Depicting what Pearce calls 'the hitherto blank piece of country between Lake Chiuta and the Luli river', this is a 1900 Captain F. B. Pearce map of part of Malawi and Mozambique. Then divided between British Central Africa and Portuguese Mozambique, this map focuses on a portion of East Africa between Lake Chilwa in Malawi and the Lurio River in Mozambique. Per an article in The Geographical Journal, the map was surveyed by Pearce during a joint Anglo-Portuguese military expedition undertaken in 1899 against the slave-raiding chief Kwamba. Numerous villages are labeled throughout the region, along with hills, ridges, mountains, and forests. The flood plains of both Lake Chilwa and Lake Chiuta are illustrated, demonstrating to its viewers the vast differences between the African wet and dry season in this part of the continent. An inset map in the lower right corner situates the depicted region in East Africa in general, allowing the viewer to note that Lake Chilwa is not far from Lake Nyassa (Lake Malawi), that it borders Portuguese East Africa, and that German East Africa is not far to the north.
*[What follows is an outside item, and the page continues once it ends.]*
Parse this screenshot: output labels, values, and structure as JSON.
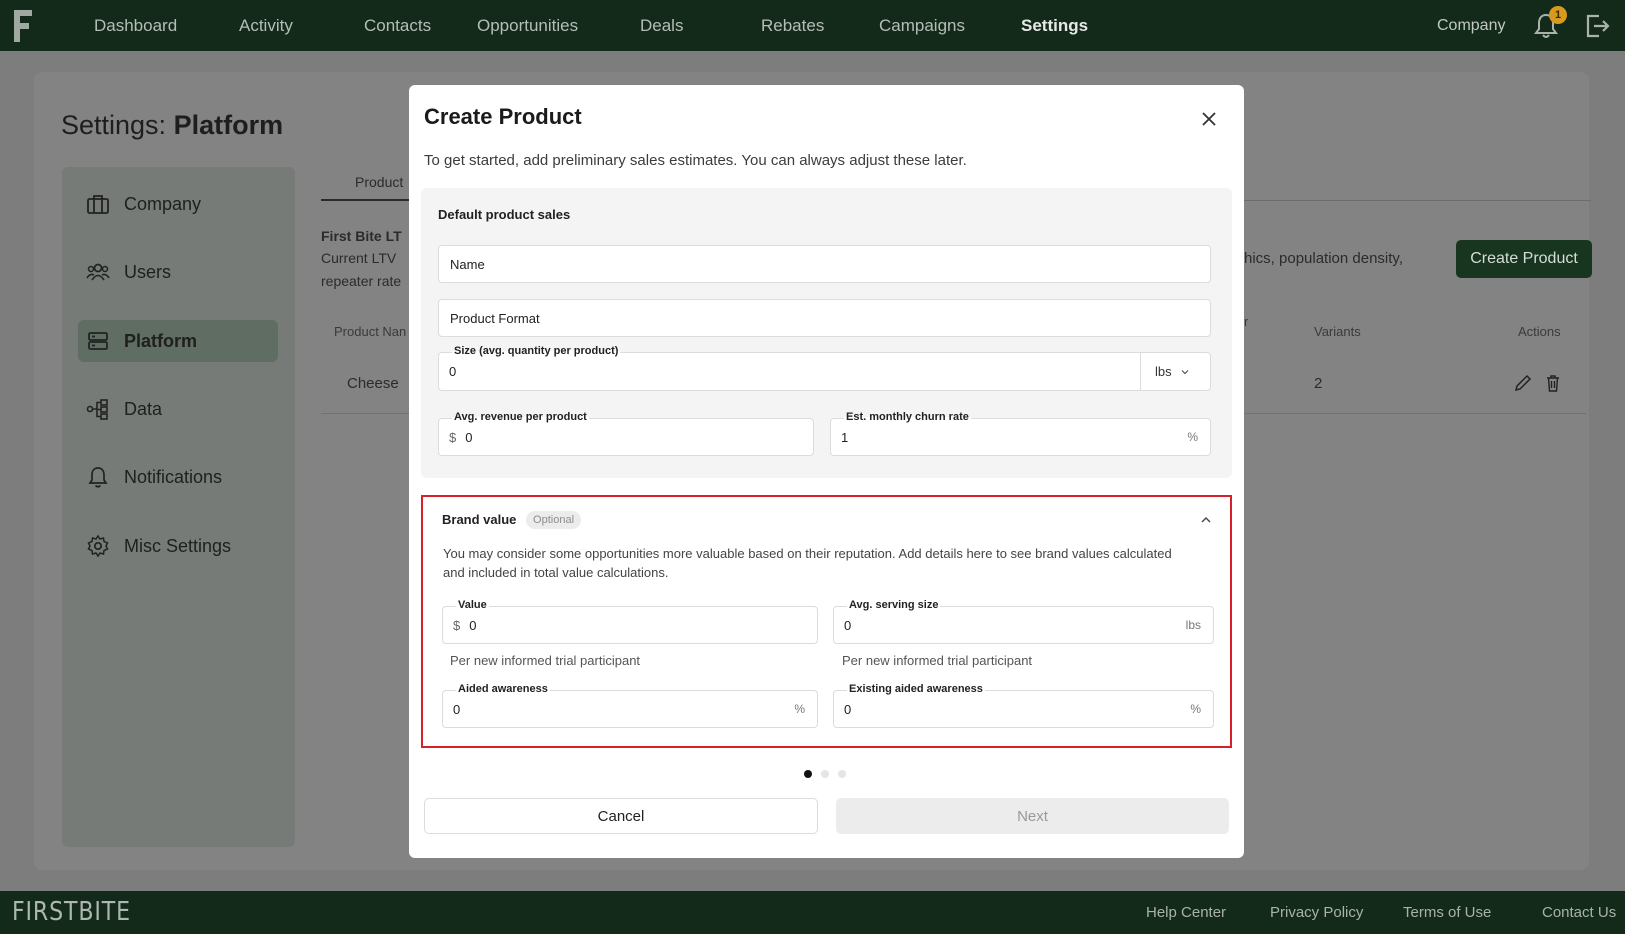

This map was created by Captain F. B. Pearce and printed by the Royal Geographical Society in its Geographical Journal in 1900.
Royal Geographical Society (fl. 1830 - present) is a British Society established in 1830 to promote geographical science and exploration. Originally titled the "Geographical Society of London", the RGS received its royal charter from Queen Victoria in 1859 shortly after absorbing several similar but more regional societies including the African Association, the Raleigh Club and the Palestine Association. The RGS sponsored many of the most important and exciting voyages of exploration ever undertaken, including the exploration of Charles Darwin, David Livingstone, Robert Falcon Scott, Richard F. Burton, John Speke, George Hayward, H. M Stanley, Ernest Shackleton and Sir Edmond Hillary. Today, the RGS remains a leading global sponsor of geographical and scientific studies. The Society is based in Lowther Lodge, South Kensington, London.
The Geographical Journal Vol. XV, No. 6, June 1900.
Very good. Light foxing. Light wear along original fold lines. Blank on verso.